In our world-class city the transportation system must be dependable for all, said Alice Bravo, county transit director. “It’s a quality of life issue so we want to make sure we provide a high livability for the community,” she told Miami Today this week.

To that end, she said her department will analyze bus service and take remedial measures, including sending surveys to learn why people aren’t riding, streamlining routes, focusing on maintenance and possibly adding shelters and sidewalks.

Additionally, Ms. Bravo cited new buses en route. The system received 35 in December and is to get 43 more in a few months. State and federal grants helped upgrade the fleet.

“At the end of the day, the only way to eliminate traffic congestion is for people to use public transportation,” she said. “We have a great bus system and it could work for a lot of people.”

It’s possible, she said, some residents don’t know about it. “I’d like to get some testimonials out there so others can hear about those who use the bus, have been able to get rid of their cars and are seeing substantial savings.”

County bus ridership has fallen for a number of reasons, Ms. Bravo said, including people using new free trolley options that cities and towns are offering.

5 Responses to Upgrades seek to stem 8% bus use drop

  1. DC Copeland

    August 5, 2015 at 11:22 am

    Wouldn’t it be ironic if the only thing needed to get more people riding buses was a change in attitude instead of a change in buses? You know, instead of spending millions on new buses, the only thing needed was getting bus drivers to smile, to be helpful instead of surly.

  2. B

    August 5, 2015 at 12:26 pm

    The best short-term thing to do is get real time bus tracking up ASAP (translation: NOW!!!) and replace the 70% of busses which are beyond their useful life spans. 43 busses is not quite 70% of the fleet…. This needs to take 1 year, not 10!

    Then, get most of those busses in dedicated BUS/Taxi/Emergency LANES. This needs to be done in 2-5 years, not 10-20. No matter how nice and reliable the busses are, nobody will leave their car behind if the bus just gets stuck in the same traffic. AND it makes stops. AND you have to walk too. The point of a mass transit system is to avoid the traffic in the first place and save time and frustration.

    Finally, the long term goal should be to have RAIL on all long-haul regional corridors, and use busses mainly to fill in the gaps.

    • gotchaMIAMI

      August 6, 2015 at 2:31 pm

      All great points that fall on deaf ears of our sleazy politicians. They would rather line their pockets to make Marlins Park happen but can care less about the more important things the community needs.

  3. orlando

    August 6, 2015 at 7:43 am

    Could cheap gas also be part of the reason for the drop in ridership?
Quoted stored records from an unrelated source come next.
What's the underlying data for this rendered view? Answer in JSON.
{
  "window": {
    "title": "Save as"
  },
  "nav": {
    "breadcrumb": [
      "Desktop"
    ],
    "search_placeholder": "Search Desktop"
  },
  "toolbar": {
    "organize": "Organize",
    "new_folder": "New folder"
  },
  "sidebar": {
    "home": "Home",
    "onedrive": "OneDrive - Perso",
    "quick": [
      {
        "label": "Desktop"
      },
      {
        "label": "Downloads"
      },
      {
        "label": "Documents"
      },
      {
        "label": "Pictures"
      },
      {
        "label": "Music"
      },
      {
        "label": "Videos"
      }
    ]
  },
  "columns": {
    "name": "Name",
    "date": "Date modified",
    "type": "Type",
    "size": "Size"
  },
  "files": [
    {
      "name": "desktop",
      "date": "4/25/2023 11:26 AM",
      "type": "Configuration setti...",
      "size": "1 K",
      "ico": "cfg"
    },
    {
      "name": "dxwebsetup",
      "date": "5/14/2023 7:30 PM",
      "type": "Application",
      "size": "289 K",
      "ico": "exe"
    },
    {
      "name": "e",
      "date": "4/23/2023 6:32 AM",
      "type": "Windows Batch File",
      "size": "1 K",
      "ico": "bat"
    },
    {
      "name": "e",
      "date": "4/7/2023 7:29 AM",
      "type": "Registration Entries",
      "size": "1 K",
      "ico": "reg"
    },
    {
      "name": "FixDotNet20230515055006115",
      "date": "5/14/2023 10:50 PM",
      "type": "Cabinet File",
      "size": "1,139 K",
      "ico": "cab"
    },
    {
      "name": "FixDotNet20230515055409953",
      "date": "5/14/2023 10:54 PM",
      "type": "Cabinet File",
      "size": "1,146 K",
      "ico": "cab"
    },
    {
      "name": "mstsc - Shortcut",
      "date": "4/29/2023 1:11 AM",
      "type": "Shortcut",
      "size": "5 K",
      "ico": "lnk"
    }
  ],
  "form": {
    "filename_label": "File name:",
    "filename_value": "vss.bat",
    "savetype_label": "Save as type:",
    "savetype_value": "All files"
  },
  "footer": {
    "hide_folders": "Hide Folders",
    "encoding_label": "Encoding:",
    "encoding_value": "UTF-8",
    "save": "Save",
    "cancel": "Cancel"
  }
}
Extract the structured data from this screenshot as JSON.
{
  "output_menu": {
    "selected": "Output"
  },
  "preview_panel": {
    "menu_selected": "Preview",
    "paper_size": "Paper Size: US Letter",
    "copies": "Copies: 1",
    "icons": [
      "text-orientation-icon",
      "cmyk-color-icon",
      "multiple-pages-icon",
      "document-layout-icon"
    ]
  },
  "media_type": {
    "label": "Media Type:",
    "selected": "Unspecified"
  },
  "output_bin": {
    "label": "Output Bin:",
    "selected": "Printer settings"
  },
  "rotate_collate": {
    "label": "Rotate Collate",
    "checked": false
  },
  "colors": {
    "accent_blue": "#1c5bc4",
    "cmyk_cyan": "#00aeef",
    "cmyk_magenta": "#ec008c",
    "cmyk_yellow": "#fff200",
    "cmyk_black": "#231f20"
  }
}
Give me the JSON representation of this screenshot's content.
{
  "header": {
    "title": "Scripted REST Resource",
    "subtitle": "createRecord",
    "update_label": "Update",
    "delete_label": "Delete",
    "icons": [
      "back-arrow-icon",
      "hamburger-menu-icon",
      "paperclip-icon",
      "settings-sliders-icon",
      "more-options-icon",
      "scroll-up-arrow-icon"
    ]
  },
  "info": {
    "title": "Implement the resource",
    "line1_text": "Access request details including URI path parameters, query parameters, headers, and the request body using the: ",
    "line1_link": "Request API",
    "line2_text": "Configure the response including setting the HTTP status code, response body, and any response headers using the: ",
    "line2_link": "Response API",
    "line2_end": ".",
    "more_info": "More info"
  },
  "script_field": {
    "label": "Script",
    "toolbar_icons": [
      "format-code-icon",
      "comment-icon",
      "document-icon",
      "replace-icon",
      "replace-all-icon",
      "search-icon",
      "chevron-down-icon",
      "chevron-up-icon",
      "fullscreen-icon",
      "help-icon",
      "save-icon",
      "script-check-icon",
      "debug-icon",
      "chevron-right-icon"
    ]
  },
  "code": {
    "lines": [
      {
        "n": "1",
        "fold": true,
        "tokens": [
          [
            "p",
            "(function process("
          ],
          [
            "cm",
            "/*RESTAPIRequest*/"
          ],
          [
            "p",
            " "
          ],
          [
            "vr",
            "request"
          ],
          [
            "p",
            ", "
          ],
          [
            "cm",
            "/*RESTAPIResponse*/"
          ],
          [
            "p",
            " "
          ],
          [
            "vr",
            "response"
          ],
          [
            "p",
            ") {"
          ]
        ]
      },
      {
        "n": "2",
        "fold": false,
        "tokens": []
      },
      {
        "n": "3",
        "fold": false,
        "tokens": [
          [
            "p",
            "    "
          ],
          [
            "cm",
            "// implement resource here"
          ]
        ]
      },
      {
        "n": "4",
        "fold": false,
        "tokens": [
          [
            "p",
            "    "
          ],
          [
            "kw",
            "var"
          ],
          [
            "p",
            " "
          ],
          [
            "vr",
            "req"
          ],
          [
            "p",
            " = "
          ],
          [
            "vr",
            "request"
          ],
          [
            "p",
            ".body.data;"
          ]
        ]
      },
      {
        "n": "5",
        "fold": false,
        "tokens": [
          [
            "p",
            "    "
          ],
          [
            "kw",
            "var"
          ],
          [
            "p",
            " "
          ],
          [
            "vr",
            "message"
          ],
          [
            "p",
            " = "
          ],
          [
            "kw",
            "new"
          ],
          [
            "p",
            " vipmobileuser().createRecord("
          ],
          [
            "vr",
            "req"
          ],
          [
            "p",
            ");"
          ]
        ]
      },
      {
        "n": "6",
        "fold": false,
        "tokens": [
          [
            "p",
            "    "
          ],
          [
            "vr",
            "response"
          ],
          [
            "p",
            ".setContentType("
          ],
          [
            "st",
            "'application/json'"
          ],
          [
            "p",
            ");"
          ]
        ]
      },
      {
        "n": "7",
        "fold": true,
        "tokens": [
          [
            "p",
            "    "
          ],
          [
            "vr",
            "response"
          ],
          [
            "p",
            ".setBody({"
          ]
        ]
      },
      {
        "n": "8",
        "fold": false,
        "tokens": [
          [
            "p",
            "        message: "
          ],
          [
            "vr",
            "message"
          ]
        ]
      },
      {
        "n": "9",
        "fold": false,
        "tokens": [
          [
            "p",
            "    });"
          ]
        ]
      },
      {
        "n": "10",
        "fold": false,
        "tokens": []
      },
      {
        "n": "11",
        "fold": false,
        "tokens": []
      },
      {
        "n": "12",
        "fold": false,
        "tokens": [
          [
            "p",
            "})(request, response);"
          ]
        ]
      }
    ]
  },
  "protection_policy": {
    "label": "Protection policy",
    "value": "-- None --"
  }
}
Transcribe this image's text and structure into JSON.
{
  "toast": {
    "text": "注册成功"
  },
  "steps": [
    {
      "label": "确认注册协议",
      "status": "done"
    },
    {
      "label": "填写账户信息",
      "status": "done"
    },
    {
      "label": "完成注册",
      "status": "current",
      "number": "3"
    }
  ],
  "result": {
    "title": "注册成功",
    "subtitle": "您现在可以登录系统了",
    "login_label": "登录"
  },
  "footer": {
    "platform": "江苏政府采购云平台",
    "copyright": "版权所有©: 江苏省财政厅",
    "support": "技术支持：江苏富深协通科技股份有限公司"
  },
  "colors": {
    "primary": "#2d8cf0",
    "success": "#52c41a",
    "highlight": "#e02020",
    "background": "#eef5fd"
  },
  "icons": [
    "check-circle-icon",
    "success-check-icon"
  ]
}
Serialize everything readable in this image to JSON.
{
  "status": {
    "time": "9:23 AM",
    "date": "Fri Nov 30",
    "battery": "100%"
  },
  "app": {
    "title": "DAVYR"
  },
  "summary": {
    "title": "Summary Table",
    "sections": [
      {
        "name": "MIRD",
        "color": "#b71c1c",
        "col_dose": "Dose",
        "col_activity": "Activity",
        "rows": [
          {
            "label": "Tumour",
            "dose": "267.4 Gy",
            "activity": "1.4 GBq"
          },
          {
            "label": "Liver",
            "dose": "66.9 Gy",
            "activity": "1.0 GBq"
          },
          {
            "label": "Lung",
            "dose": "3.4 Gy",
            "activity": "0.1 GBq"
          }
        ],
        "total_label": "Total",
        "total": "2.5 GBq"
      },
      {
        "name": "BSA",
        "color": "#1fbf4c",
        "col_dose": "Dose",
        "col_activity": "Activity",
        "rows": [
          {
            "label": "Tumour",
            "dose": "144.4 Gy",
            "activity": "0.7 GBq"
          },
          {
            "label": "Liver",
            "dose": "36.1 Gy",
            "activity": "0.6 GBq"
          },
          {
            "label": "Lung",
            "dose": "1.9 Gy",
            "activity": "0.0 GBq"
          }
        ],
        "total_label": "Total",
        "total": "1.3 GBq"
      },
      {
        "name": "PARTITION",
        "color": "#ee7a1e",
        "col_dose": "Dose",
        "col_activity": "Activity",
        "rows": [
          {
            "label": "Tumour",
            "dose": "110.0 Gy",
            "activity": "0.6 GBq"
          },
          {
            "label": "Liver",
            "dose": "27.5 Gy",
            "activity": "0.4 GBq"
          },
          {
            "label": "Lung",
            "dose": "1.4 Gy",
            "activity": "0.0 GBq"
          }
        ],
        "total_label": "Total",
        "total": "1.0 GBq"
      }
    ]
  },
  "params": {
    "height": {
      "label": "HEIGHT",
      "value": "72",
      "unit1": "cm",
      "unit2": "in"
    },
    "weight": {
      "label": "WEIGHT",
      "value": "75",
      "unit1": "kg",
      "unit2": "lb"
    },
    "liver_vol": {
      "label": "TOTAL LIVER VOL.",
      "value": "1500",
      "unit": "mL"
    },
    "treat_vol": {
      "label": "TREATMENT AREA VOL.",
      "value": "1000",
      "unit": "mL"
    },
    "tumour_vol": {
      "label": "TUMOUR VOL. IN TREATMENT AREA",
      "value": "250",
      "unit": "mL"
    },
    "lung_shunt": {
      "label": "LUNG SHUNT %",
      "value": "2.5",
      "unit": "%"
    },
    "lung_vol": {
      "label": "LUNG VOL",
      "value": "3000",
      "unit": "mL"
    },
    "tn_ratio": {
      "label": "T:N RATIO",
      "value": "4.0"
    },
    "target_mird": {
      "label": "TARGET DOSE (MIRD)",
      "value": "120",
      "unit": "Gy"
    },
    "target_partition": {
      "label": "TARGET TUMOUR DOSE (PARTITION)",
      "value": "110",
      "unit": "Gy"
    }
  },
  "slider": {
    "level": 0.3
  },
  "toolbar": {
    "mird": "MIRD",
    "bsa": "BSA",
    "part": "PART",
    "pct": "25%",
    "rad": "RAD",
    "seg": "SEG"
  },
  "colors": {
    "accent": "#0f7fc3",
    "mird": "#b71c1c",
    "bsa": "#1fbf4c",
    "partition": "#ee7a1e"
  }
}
I remember a couple years ago I actually tried the metro and the bicycle-metro option, but when gas prices started to drop there went my incentive to inconvenience myself through public transport. Unless my cost of driving became prohibiting, more than likely I will continue adding to the density of the streets in Miami. Hate to say this myself as a driver but, will someone ever propose to artificially increase (tax) gas prices? If I was guaranteed that the extra revenue would be used strictly to improve transportation in the city (e.g. fixing streets, improving bus/rail services) I’d consider voting my convenience out of existence. We humans are kind of funny that way. We don’t give up convenience for intangibles such as environmental or other greater good without a tangible reward or a comparable reduction in personal pain.

  4. Chris Hogan

    August 8, 2015 at 4:27 pm